Charles David Jones Private 41473 - 2nd Bn. Lincolnshire Regiment Killed in action on Tuesday 14th August 1917. Buried in Poelcapelle British Cemetery. Langemark, Belgium Charles David Jones was born in Gnosall in the third quarter of 1897, son of John Jones, a labourer from Welshpool, about 37, and Ann nee Rogers of Cowley, born 1861. The family lived at Doley Gate and Charles was baptised on 17 June 1900 at Gnosall along with his brother Fred and his sister Florence Lydia. The 1901 and 1911 censuses show the family living at Doley Gate. Charles had four older brothers and an older sister. In 1901 John was working as a bricklayer labourer. In 1911 John is a coal agent,. Two of Charles’s brothers, two sisters, two cousins, and two nephews were also living there. No occupation was shown for Charles aged 13; presumably he was at school. Like his brother, Charles enlisted at Lichfield, but into a different regiment, the South Staffordshire as Pte 35323. Legally he couldn’t have done this until 1915 when he was 18, nor be sent overseas until the following year. He was later transferred into the 2nd Battalion Lincolnshire Regiment, 41473. He was killed in action on Tuesday 14th August 1917 and was awarded the Victory and British medals. He is buried in Poelcapelle British Cemetery. Langemark, Belgium, LIX. D. 6. He is the brother of Fred Jones also a casualty of WWI Historical Information Poelcapelle (now Poelkapelle) was taken by the Germans from the French on 20 October 1914, entered by the 11th Division on 4 October 1917, evacuated by Commonwealth forces in April 1918, and retaken by the Belgians on 28 September 1918. Poelcapelle British Cemetery was made after the Armistice when graves were brought in from the surrounding battlefields. The great majority of the graves date from the last five months of 1917, and in particular October, but certain plots (IA, VIA, VIIA, LI and LXI) contain many graves of 1914 and 1915 There are now 7,479 Commonwealth servicemen of the First World War buried or commemorated in Peolcappelle British Cemetery. 6,230 of the burials are unidentified but special memorials commemorate 8 casualties known or believed to be buried among them. Other special memorials commemorate 24 servicemen buried by the Germans in other burial grounds in the area whose graves could not be located. There is also 1 burial of the Second World War within the cemetery.
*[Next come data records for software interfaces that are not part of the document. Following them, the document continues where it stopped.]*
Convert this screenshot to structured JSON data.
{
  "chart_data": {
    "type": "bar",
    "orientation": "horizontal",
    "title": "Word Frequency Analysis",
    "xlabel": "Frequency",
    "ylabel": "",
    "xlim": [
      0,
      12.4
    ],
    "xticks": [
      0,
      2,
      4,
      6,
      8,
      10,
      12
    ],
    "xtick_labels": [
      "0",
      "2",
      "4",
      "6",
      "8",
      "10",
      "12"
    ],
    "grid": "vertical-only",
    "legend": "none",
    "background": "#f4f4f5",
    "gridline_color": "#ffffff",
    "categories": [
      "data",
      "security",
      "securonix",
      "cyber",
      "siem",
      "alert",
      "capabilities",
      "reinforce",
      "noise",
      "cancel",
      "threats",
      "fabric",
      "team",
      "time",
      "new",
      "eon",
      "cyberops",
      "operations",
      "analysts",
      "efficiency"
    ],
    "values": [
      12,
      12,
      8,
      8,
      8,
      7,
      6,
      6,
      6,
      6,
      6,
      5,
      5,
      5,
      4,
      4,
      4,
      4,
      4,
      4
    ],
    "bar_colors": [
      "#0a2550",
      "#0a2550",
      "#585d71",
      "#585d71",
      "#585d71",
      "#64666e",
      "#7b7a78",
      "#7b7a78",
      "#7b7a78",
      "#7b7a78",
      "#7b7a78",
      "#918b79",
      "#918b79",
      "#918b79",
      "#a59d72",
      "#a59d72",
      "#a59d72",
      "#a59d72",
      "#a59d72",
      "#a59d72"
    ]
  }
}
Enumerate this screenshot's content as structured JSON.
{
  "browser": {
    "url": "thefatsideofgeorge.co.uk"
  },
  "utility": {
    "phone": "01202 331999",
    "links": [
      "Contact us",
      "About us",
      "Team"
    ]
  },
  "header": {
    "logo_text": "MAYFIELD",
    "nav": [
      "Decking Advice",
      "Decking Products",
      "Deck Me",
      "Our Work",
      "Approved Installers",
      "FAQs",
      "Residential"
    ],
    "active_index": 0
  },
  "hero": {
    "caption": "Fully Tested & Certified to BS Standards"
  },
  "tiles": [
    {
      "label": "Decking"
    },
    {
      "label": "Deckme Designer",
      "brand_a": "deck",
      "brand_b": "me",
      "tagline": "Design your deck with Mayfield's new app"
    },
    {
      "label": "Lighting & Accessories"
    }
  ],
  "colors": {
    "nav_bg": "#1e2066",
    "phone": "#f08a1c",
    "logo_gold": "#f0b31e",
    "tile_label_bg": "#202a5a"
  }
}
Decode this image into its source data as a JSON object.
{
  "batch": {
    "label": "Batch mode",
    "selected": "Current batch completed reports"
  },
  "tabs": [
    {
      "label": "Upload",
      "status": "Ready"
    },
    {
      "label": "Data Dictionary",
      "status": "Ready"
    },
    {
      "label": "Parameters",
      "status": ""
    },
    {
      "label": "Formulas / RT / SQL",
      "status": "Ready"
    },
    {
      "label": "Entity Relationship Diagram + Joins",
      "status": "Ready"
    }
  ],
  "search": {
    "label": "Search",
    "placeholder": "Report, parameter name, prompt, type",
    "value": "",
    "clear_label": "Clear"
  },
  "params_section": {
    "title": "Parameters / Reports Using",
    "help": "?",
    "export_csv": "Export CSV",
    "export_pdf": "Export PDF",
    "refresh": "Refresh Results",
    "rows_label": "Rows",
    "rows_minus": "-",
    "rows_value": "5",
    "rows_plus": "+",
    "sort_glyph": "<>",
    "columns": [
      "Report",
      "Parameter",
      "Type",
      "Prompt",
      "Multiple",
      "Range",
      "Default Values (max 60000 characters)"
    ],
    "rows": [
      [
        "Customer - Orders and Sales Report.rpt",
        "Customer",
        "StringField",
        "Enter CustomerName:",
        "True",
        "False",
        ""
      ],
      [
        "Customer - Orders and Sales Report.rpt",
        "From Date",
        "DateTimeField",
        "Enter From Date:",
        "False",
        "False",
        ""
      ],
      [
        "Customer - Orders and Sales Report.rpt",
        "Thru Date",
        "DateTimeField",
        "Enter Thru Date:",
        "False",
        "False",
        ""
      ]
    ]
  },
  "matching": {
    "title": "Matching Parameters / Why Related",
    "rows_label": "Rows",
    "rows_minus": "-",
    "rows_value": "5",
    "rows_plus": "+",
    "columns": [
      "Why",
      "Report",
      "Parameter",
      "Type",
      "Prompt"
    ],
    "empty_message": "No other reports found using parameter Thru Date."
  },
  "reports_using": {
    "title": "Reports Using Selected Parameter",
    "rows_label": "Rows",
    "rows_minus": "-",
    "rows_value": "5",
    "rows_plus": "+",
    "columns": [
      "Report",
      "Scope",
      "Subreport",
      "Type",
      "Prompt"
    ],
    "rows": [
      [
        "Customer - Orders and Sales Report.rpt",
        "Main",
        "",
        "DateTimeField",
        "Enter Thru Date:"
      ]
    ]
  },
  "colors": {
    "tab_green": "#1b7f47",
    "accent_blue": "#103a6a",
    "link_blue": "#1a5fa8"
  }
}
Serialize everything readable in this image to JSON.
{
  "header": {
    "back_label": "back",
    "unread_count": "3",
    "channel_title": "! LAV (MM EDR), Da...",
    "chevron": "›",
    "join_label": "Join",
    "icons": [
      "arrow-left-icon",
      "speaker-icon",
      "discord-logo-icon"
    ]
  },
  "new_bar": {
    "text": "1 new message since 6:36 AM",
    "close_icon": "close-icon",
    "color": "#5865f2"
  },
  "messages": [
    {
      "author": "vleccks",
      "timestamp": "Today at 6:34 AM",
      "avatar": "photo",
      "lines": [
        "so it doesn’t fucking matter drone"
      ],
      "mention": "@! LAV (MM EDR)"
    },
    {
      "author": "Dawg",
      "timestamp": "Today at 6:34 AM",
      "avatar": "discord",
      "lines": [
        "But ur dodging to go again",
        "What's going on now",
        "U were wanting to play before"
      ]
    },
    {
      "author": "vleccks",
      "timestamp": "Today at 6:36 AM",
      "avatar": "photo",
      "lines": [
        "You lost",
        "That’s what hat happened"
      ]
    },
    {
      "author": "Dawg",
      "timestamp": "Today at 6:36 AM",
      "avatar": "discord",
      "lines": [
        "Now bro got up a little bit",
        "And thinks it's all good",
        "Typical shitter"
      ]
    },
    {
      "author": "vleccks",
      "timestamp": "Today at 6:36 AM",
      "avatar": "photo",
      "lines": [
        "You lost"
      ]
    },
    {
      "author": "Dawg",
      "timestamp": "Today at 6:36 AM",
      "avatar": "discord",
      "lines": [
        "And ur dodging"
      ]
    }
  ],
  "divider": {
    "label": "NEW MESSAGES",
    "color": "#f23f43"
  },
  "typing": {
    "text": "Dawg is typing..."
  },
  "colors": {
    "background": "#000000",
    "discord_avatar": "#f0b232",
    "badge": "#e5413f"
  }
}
Among those buried in the cemetery is Private John Condon of the Royal Irish Regiment, who at 14 is thought to be the youngest battle casualty of the First World War commemorated by the Commission.
Poelcapelle British Cemetery. Langemark, Belgium.